I have a general question about ice-cream making. Usually it is hard to consume all the ice cream at once, and one has to store it in the deep-freeze, after which the ice cream becomes hard as stone (since the home-made ice cream does not have the stabilizers in the commercial one). And even if you put it at room temp for a while to soften, it is hard to get it soften uniformly, usually it becomes almost liquid on the surface until one can really scoop it out in the middle...

I don't know, I am a scientist actually but I cannot find a good solution :( -do you have a trick how to store ice cream for a longer time and still enjoy it afterwards with a nice consistency?

pastry studio said...

Anonymous, that's actually a very good question. Homemade ice cream is usually made in small batches. I tend to pack my ice cream into containers that are broader and shallower rather than deep. Depending on the sugar levels in the ice cream, after just a couple of minutes, the ice cream is scoop-able without being too soft. Also, I always press a piece of plastic wrap into the surface to help keep ice crystals from forming.

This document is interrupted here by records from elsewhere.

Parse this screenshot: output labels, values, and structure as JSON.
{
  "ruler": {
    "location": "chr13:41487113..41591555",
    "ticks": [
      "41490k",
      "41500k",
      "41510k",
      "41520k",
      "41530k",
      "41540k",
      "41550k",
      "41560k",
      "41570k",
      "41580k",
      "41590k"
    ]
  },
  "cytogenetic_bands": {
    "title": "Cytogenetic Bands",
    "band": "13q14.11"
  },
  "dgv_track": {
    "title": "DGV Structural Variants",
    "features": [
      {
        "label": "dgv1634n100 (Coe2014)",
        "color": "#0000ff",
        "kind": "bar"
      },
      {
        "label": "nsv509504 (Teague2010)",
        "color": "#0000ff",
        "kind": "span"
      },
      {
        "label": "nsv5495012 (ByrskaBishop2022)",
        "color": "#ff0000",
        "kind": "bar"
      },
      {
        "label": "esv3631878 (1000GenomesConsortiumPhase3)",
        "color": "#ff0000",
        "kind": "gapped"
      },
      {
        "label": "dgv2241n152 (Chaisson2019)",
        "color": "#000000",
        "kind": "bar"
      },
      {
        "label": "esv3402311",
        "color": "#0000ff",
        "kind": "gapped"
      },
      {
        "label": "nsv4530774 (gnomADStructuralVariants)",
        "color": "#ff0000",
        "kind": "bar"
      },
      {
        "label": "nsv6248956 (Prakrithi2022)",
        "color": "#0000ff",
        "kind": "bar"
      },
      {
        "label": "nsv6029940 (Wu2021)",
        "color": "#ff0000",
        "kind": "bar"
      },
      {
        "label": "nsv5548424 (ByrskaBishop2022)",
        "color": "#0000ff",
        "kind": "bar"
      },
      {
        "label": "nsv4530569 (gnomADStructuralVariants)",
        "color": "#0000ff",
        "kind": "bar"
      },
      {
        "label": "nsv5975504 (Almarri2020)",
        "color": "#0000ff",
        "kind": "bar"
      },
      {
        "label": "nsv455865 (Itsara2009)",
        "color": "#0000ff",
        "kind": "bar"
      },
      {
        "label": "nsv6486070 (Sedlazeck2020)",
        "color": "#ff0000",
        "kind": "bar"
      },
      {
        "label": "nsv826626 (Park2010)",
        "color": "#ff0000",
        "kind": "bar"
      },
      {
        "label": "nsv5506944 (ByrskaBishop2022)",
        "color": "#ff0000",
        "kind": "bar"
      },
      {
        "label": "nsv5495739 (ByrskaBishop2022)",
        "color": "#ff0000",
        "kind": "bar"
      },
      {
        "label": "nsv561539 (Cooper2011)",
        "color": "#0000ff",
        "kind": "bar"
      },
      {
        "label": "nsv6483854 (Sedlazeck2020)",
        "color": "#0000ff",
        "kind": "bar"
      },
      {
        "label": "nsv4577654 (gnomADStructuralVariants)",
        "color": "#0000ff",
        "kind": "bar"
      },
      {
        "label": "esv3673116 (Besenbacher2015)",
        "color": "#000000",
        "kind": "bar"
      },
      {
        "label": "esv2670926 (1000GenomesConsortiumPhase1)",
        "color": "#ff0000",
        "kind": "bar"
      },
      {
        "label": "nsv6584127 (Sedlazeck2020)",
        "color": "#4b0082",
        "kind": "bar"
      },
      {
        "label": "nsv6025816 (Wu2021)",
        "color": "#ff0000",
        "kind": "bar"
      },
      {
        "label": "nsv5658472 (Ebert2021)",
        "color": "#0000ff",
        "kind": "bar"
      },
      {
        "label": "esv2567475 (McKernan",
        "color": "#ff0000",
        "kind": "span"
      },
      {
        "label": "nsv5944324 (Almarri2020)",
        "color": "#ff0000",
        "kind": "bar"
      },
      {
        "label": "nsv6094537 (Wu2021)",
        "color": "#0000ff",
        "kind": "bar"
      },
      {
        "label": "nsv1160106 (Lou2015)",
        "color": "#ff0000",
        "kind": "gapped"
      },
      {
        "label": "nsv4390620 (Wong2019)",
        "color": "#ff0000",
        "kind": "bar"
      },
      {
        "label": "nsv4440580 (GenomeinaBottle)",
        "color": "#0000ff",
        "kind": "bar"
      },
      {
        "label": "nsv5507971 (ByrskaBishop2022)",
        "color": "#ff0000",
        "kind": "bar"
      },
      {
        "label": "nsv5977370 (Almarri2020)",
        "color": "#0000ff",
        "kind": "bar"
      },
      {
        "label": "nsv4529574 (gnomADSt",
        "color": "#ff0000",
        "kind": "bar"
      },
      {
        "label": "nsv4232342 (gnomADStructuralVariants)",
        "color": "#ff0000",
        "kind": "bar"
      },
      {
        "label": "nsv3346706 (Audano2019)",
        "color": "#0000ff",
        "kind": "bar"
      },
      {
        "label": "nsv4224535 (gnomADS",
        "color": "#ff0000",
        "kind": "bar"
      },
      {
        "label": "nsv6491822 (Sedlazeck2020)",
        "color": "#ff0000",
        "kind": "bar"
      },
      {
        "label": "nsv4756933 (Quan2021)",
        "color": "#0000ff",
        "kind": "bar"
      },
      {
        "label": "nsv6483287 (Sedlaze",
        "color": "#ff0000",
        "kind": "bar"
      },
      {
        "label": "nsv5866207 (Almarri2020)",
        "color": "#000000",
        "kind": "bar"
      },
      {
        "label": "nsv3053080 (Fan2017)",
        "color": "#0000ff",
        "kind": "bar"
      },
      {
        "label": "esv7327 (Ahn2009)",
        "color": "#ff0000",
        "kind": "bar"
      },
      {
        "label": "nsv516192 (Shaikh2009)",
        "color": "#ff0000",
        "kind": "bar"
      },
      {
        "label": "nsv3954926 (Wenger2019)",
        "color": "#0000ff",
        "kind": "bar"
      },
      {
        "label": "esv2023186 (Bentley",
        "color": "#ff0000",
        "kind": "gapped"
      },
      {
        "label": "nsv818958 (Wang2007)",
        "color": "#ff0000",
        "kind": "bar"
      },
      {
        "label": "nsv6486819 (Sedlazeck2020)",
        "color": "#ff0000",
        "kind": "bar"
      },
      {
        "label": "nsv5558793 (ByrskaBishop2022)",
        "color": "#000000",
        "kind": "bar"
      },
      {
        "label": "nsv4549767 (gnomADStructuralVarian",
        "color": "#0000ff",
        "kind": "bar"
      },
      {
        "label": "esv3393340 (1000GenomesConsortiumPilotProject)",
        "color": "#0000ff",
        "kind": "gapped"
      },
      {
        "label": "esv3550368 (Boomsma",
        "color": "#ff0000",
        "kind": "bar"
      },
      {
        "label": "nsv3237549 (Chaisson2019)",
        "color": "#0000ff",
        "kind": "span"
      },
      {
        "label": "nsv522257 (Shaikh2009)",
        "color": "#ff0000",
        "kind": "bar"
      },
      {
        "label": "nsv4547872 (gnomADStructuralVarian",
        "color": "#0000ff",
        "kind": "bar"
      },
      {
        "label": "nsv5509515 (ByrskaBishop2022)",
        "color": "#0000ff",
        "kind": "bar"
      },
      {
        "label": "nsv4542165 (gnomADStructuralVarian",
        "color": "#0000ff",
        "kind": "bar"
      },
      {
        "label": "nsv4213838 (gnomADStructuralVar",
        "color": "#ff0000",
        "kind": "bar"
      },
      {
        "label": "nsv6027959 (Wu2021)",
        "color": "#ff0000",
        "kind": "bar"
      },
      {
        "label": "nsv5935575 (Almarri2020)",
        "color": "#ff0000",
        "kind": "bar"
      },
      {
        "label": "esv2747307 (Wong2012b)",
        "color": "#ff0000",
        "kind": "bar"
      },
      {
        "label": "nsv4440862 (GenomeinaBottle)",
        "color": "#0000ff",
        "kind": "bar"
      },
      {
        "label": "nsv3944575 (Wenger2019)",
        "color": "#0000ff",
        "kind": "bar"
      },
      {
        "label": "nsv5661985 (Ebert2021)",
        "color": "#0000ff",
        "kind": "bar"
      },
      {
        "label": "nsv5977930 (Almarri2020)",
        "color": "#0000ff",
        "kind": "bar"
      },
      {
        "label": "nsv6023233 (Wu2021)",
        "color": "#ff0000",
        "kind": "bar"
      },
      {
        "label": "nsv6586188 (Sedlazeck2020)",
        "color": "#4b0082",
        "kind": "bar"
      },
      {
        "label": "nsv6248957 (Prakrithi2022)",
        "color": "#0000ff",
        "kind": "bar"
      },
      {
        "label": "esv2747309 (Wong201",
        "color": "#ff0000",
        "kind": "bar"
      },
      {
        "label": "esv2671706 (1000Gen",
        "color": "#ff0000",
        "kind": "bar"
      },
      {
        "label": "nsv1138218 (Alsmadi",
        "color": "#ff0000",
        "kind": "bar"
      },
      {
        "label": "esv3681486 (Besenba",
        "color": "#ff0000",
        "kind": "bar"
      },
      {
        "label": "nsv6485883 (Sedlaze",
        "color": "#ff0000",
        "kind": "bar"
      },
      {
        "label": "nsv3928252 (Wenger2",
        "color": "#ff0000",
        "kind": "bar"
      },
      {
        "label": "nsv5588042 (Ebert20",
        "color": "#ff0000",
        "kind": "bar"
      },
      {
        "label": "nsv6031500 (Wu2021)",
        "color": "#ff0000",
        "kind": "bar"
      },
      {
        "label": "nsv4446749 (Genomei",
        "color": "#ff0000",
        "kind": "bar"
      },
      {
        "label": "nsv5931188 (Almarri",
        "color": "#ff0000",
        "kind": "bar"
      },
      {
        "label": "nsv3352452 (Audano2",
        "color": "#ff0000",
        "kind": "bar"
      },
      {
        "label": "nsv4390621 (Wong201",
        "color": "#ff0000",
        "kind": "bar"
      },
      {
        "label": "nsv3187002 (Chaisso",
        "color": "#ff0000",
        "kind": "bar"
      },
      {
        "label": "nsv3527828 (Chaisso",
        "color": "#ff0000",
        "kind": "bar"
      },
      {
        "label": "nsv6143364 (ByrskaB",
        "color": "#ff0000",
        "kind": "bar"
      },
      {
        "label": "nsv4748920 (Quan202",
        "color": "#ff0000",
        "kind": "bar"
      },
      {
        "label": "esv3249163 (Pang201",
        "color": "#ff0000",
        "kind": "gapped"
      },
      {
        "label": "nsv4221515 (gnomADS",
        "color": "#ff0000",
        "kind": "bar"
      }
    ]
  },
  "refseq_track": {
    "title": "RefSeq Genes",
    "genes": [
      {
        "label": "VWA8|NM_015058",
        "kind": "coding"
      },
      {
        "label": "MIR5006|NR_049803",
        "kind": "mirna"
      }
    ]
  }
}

I hope this helps!

Anonymous said...

Oh, thanks. I think making small batches is the real solution. What I really regret is, I have a kind of machine that does not cool itself (you have to put the bowl in the freezer some 12 hours before), therefore I can never really make a bit of chocolate and a bit of vanilla ice cream at the same time, for example, since the bowl is already too warm after the first batch:( otherwise making ice cream is pure pleasure, summer or winter:)) I have already fallen severely in love with your oatmeal and strawberry ice creams:)))

pastry studio said...

Anonymous, I have the same type of ice cream machine. It's a Cuisinart and I love it but yes, you have to limit your ice cream making to one at a time! I have surprised myself by seriously falling in love with making ice cream. So glad you enjoyed the Oatmeal. It's pretty good. And if you enjoyed the Strawberry Balsamic Ice Cream, try the Oatmeal Ice Cream with a few tiny drops of balsamic on top of your scoop!

I'm driving myself crazy at the moment working on an Earl Grey Sherbet. I have the flavor perfect but the texture still needs work. So much fun!

Anonymous said...

oh, I love Earl-grey:) I just made carrot-raisin ice cream (my own recipe:)))) it has such a great color any so so yummy! I was just too dissappointed that after overnight-freezing I couldn't eat it for breakfast because it was too hard:))) Now I am thinking how I can transform my jar of rose marmalade to ice cream...

thanks for the good tips! who can wait for the coming of strawberries now?

pastry studio said...

Oh wow, Carrot Raisin sounds really good. I'll have to think about that some more! I love your spirit for taking whatever you have on hand and turning it into glacé. Once you get a feel for the right balance of fat and sugar, texture and flavor, the world is your oyster!

Anonymous said...

I entirely agree! I have so many ideas once the spring comes, like feta-strawberry and red currant-bay leaf and maybe something with sunflower seeds inside... I'll keep you up-to-date:)

pastry studio said...

Very cool!

justin said...

Oh my goodness, I have just found your blog and I think I love it. I will try this at my home.

Eating places said...

Wow this looks absolutely good and probably taste delicious

Sprinzette said...

Wow - I've always been scared of making ice-cream, but this looks fantastic. May have to explore. Thanks for the inspiration, as always.

restaurants said...

Maple Walnut Ice Cream is very delicious really.This is absolutely good.

Samantha said...

That sounds like a fantastic idea.

Anna said...

Your food photos are amazing! I’ve been lurking on your blog for awhile and finally thought I’d say something…. your photography is excellent.

Hannah said...

That sounds like a fantastic idea.

Brilynn said...

Ice Cream is good regardless of the season! Sap is almost starting to run here, can't wait for fresh maple syrup!